There’s an old adage that goes, “If you want the truth, follow the money.”

Aside from currency issues, worried investors stealing gold, or Mr. Bernanke and his proverbial helicopter handing out greenbacks to everyone but you and me, what do insiders do?

You know the ones that should be “Aware” and get an idea of ​​what the economy is likely to do and what effect it will have on the market, not to mention what effect it will have on their company’s stock price. I might add that I find it interesting that giant corporations like Microsoft, Hewlett Packard and others have recently made headlines by scouting and hiring the best economists away from places like Harvard. Why would they develop such a sudden interest in economics professors?

Besides that, let’s see what the real insiders do with their actions.

Insiders, of course, are a company’s officers, directors, and major shareholders. Those with direct insight into orders, sales, projections, etc. They are also required by law to report almost immediately to the SEC whenever they have bought or sold stock in their company.

Well guess what? They have been on a selling spree. Selling the shares of their companies at a record pace not seen since the beginning of 2007. Let me remind you that it was only a few months before the start of the Great Recession.

Vickers Weekly Insider Report analyzes insider data each week and calculates a ratio of the number of shares these insider executives sold this week to the number they bought. According to Vickers Weekly, over the past four decades (40 years), this ratio has averaged between 2 and 2.5 to 1. Any reading above 2.5 to 1 is an above average selling rate for insiders, and should also be an eye-opener for the investor.

Now keep in mind that these insiders were selling at a record pace in early 2007 and hold your breath before you read what that sell-to-buy ratio was in the second week of December 2010. 7.07-to-1. In other words, company insiders globally sell more than seven shares for each one they buy. Just to show that this is not an anomaly, just two months ago the sell-to-buy ratio was 5.29 to 1, and it has obviously increased since then.

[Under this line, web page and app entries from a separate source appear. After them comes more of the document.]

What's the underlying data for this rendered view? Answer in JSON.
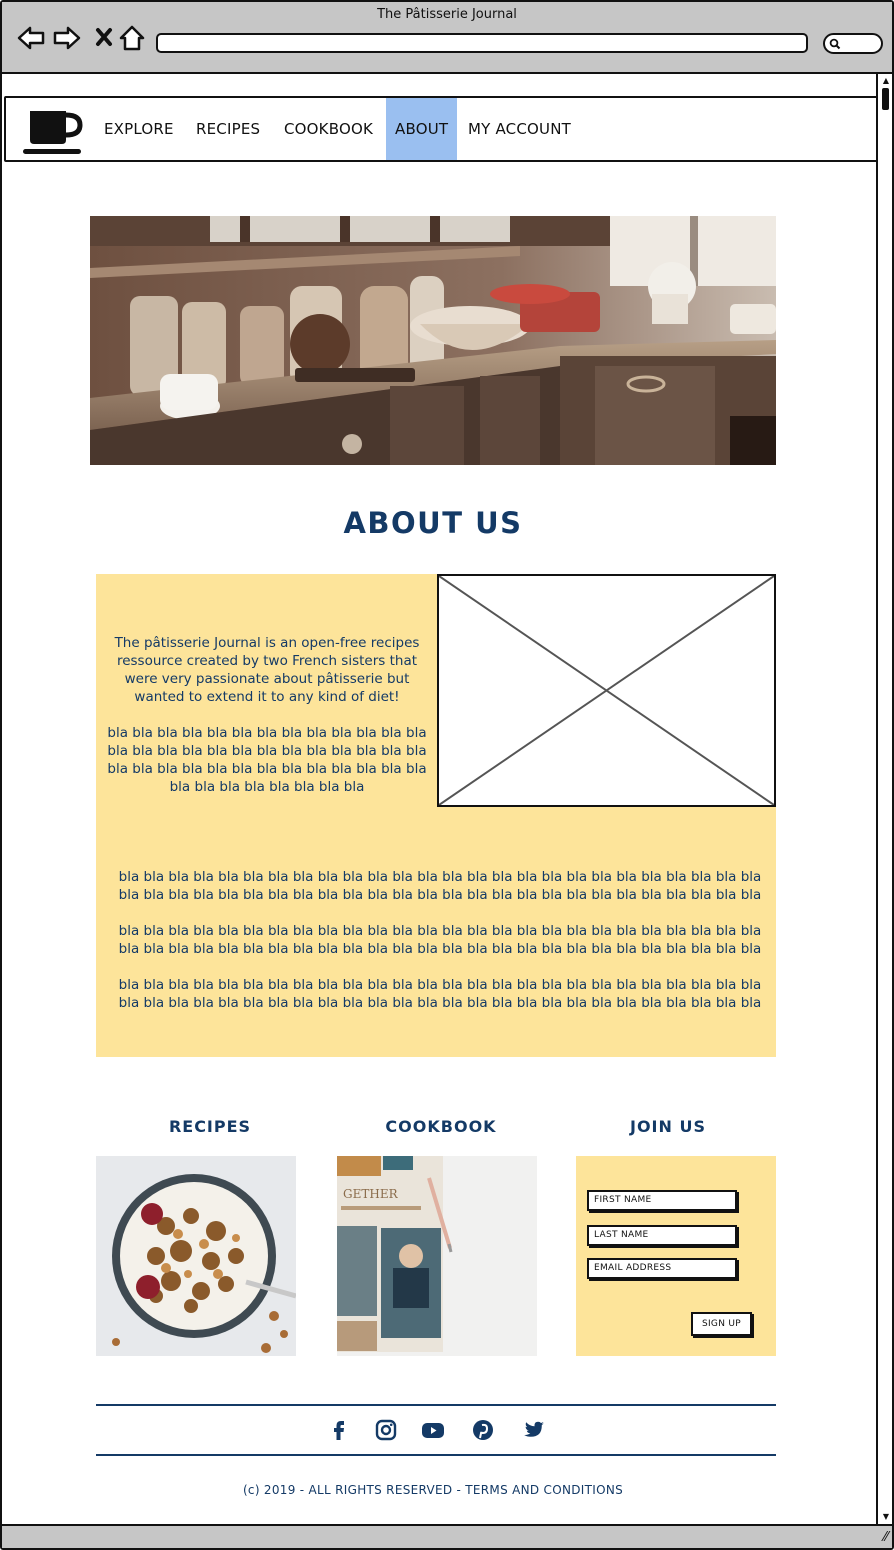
{
  "browser": {
    "title": "The Pâtisserie Journal",
    "url": ""
  },
  "nav": {
    "logo_icon": "coffee-cup-icon",
    "items": [
      {
        "label": "EXPLORE",
        "active": false
      },
      {
        "label": "RECIPES",
        "active": false
      },
      {
        "label": "COOKBOOK",
        "active": false
      },
      {
        "label": "ABOUT",
        "active": true
      },
      {
        "label": "MY ACCOUNT",
        "active": false
      }
    ],
    "active_color": "#9abff0"
  },
  "about": {
    "title": "ABOUT US",
    "intro": "The pâtisserie Journal is an open-free recipes ressource created by two French sisters that were very passionate about pâtisserie but wanted to extend it to any kind of diet!",
    "intro_filler": "bla bla bla bla  bla bla bla bla  bla bla bla bla bla bla bla  bla bla bla bla  bla bla bla bla  bla bla bla bla  bla bla bla bla  bla bla bla bla  bla bla bla bla  bla bla bla bla  bla bla bla bla",
    "paragraphs": [
      "bla bla bla bla  bla bla bla bla  bla bla bla bla  bla bla bla bla  bla bla bla bla  bla bla bla bla  bla bla bla bla  bla bla bla bla  bla bla bla bla  bla bla bla bla  bla bla bla bla  bla bla bla bla  bla bla bla bla",
      "bla bla bla bla  bla bla bla bla  bla bla bla bla  bla bla bla bla  bla bla bla bla  bla bla bla bla  bla bla bla bla  bla bla bla bla  bla bla bla bla  bla bla bla bla  bla bla bla bla  bla bla bla bla  bla bla bla bla",
      "bla bla bla bla  bla bla bla bla  bla bla bla bla  bla bla bla bla  bla bla bla bla  bla bla bla bla  bla bla bla bla  bla bla bla bla  bla bla bla bla  bla bla bla bla  bla bla bla bla  bla bla bla bla  bla bla bla bla"
    ],
    "box_color": "#fde49a",
    "title_color": "#143a66"
  },
  "columns": {
    "recipes_title": "RECIPES",
    "cookbook_title": "COOKBOOK",
    "join_title": "JOIN US"
  },
  "join_form": {
    "first_name": "FIRST NAME",
    "last_name": "LAST NAME",
    "email": "EMAIL ADDRESS",
    "button": "SIGN UP"
  },
  "footer": {
    "social_icons": [
      "facebook-icon",
      "instagram-icon",
      "youtube-icon",
      "pinterest-icon",
      "twitter-icon"
    ],
    "text": "(c) 2019 - ALL RIGHTS RESERVED - TERMS AND CONDITIONS"
  }
}
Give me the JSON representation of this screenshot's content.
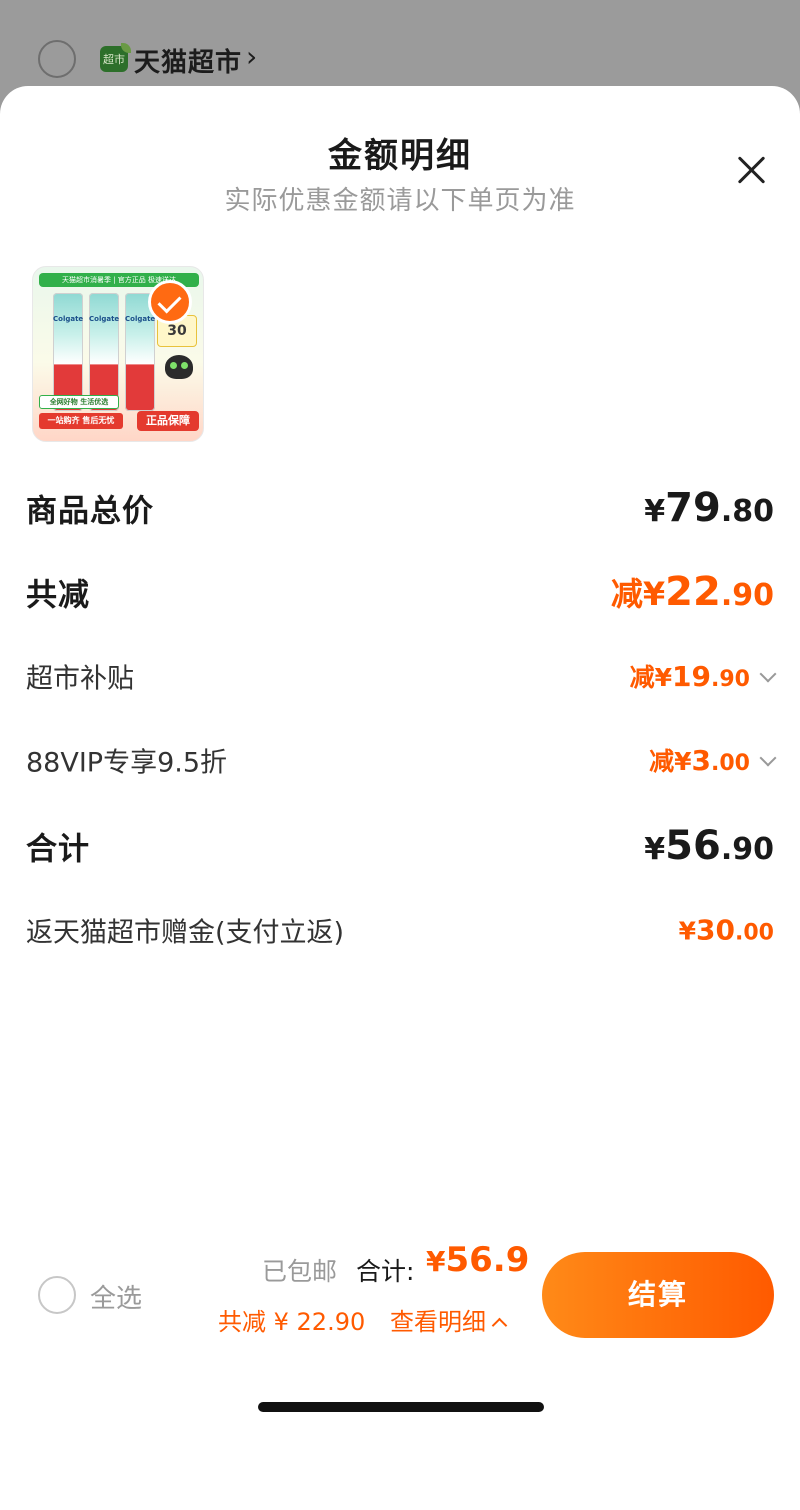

Bear markets are another factor that the individual investor should keep in mind when thinking about the “big picture”. I know, nobody wants to think about the market collapsing and sucking the average 29% of your investment account value, then having to wait a few years to break even. But like it or not, over the past 100 years there has been a bear market on average every three and a half (3.5) years. They come like clockwork, last an average of 18 months, and then let investors wait a few more years for the investment account balance to return to black. Need I remind you that the last bear market started in 2007? You do the math.

So what should you do? I’m not suggesting you call your broker and sell, and I certainly don’t mean to sound like Chicken Little, that’s not my style. But I believe you should pay close attention to stock indices, tighten stops, prepare for the worst and hope for the best. When I wrote the books “Charting and Technical Analysis” and “Common Sense Investing”, this current market scenario is exactly what I wanted to prepare the individual investor for. And more importantly, how to avoid the dredge of portfolio decimation caused by market declines. Another very important thing to remember is that your financial advisor will never tell you to sell. Safeguarding your investment dollars is your sole responsibility. So educate yourself on investing and learn how to make your own investment decisions or keep your hard earned money safe in the bank. It’s up to you.

Source by Fred McAllen

Comments are closed.